How to Prepare Your Holiday Meals in Advance
If you’re hosting your first big holiday celebration this year, congrats! It’s an exciting time—however, putting together a sensational multi-course meal for 10 is also nerve-racking. If you’re worried, take a deep breath. There is still plenty of time to plan the perfect stress-free meal. The key to an effortlessly executed Christmas morning brunch or New Year’s Eve dinner is to do as much as possible in advance. Don’t wait until the last minute to figure out what you are going to serve. Think about it now and create a manageable plan for carrying it out. Here’s how to prepare your holiday meals in advance.
Love browsing photos on the glossy pages of Bon Appétit? So do I, but I’m also a recipe nerd and enjoy actually reading the recipes. I know that most people aren’t into reading ingredients lists and directions, so here’s a gentle reminder: Read the recipe all the way through before you decide to make a dish. Don’t go to the grocery store an hour before your dinner to get the ingredients for a golden beet soup that takes three hours to make. By the time the soup is ready, your guests will be starving!

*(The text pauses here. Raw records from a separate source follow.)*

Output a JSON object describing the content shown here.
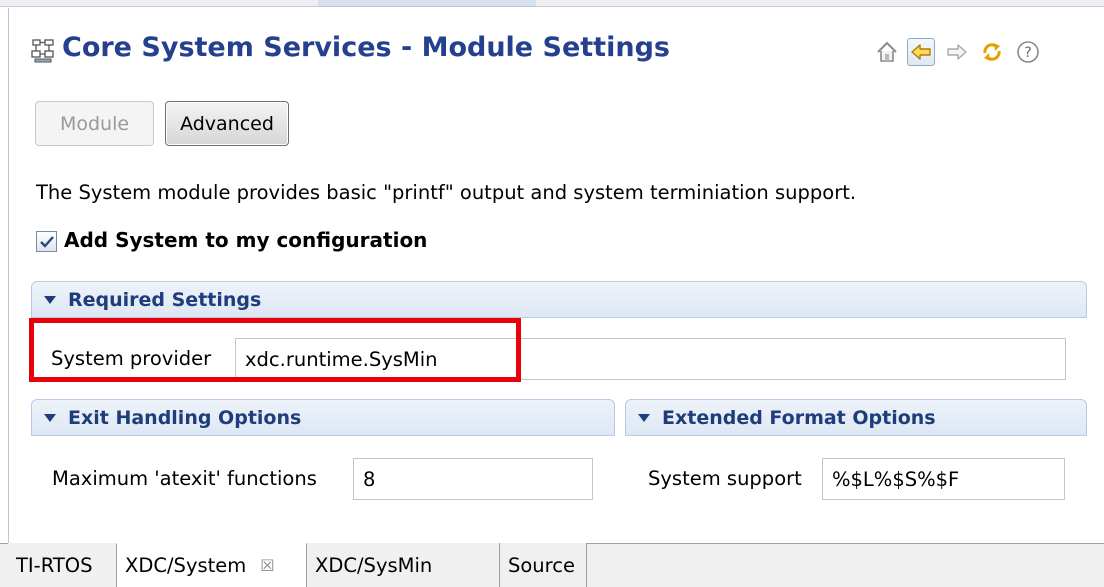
{
  "title": "Core System Services - Module Settings",
  "toolbar": {
    "home_icon": "home-icon",
    "back_icon": "back-arrow-icon",
    "forward_icon": "forward-arrow-icon",
    "sync_icon": "sync-icon",
    "help_icon": "help-icon"
  },
  "mode_buttons": {
    "module": "Module",
    "advanced": "Advanced"
  },
  "description": "The System module provides basic \"printf\" output and system terminiation support.",
  "add_checkbox": {
    "label": "Add System to my configuration",
    "checked": true
  },
  "required_settings": {
    "header": "Required Settings",
    "provider_label": "System provider",
    "provider_value": "xdc.runtime.SysMin"
  },
  "exit_handling": {
    "header": "Exit Handling Options",
    "atexit_label": "Maximum 'atexit' functions",
    "atexit_value": "8"
  },
  "extended_format": {
    "header": "Extended Format Options",
    "support_label": "System support",
    "support_value": "%$L%$S%$F"
  },
  "tabs": [
    {
      "label": "TI-RTOS",
      "active": false
    },
    {
      "label": "XDC/System",
      "active": true,
      "close": "☒"
    },
    {
      "label": "XDC/SysMin",
      "active": false
    },
    {
      "label": "Source",
      "active": false
    }
  ],
  "colors": {
    "title": "#24408f",
    "section_header": "#1e3d7a",
    "highlight": "#e8000b"
  }
}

When you’re figuring out what to make, be it the crown pork roast with chestnut-rye stuffing you saw on Martha Stewart’s website or the Brussels sprout and ricotta gratin from Charlie Palmer’s American Fare, read the entire recipe. The technique and time it takes to assemble and cook the dish should determine whether or not it fits on your menu.
Certain dishes must be made in advance, so search for these items and make them instead of dishes that require last-minute cooking. If your husband requests spaghetti and meatballs for your celebratory holiday dinner party, tell him you’re going to make a classic lasagna with a rich meat sauce instead. Why? Spaghetti and meatballs are a lot of work and require that the cook make the pasta and toss it all together just before serving. A lasagna, on the other hand, can be assembled a whole two days before the party. All you have to do is pop it in the oven about an hour before you want to serve it.
Ina Garten’s Make It Ahead is a cookbook devoted to dishes that must be made in advance. If you do a lot of hosting, I highly recommend it. With dishes like Provencal fish stew with rouille, baked polenta with mushrooms and blue cheese, and French chicken pot pies, it’s a worthy investment. Other items that are best made in advance: soups, casseroles, stews, and slow-cooked meats.
Not all recipes will provide you with information on how to make the dish in advance. This is where you need to be smart and resourceful about things. Almost every dish can be partially made in advance; you just have to figure out how to do it. While potato latkes taste best when warm and crispy, fresh out of the pan, you can prepare the potatoes, onion, and egg mixture the day before your cocktail party.
Most roast chicken recipes won’t tell you that it’s perfectly okay to prepare the chicken (rub it with herb butter, stuff the cavity with citrus, and place on a bed of citrus and onions) and leave the bird uncooked overnight in the fridge. All you have to do is stick it in the oven to bake during your event.
Salmon en papillote with fennel, potatoes, and olives isn’t a dish that one would normally consider making ahead. However, you can certainly prepare the salmon and vegetable packages the night before New Year’s Eve. Keep them well chilled in the fridge and bake the following day. Just be smart about it: You wouldn’t want to add bread to the parchment paper package a day in advance, because it could end up getting soggy.
The only way you can possibly prepare your holiday meal in advance is if you plan your menu in advance. Figure out what you are going to make now so you have plenty of time to source a perfect cut of prime rib and rub it with rosemary garlic salt two days before you’re going to roast it.
You can’t make an elaborate layer cake an hour before you plan on serving it. Why? You have to bake the layers and let them cool before you can even think about frosting them! Most desserts must be made in advance, so make your spectacular finish first. Depending on what you’re serving, you can make it up to a week in advance.
Desserts that have ice cream, like baked Alaska, require time to freeze. Pies need time to cool and set. Cookies are made in batches. Trifles and tiramisu are better a day or two after being made, when the flavors have had time to meld together. Get your dessert out of the way and you’ll have more time to prep the other courses.
There is nothing worse than trying to shop for groceries in a horribly overcrowded Trader Joe’s. To make certain that you beat the crowds, shop early and avoid peak grocery shopping times. Don’t shop on Saturday mornings or Sunday afternoons. Shop for the big holidays two to three days before the main event, during the middle of the day, around 2 p.m. If you’re just purchasing produce and pantry goods, go at night after 8 p.m., when the store will be significantly less crowded. If you just need one thing, ask a guest to stop and pick it up.
One way to ensure that you cook quickly and efficiently is to clear out your kitchen. Remove clutter. Put away unnecessary pots and pans that you don’t use regularly. Empty out the fridge so there is plenty of room for the food you will prepare in advance.
Shop gadgets that will make cooking faster and easier, below.
How do you make a celebratory grand-scale meal in advance?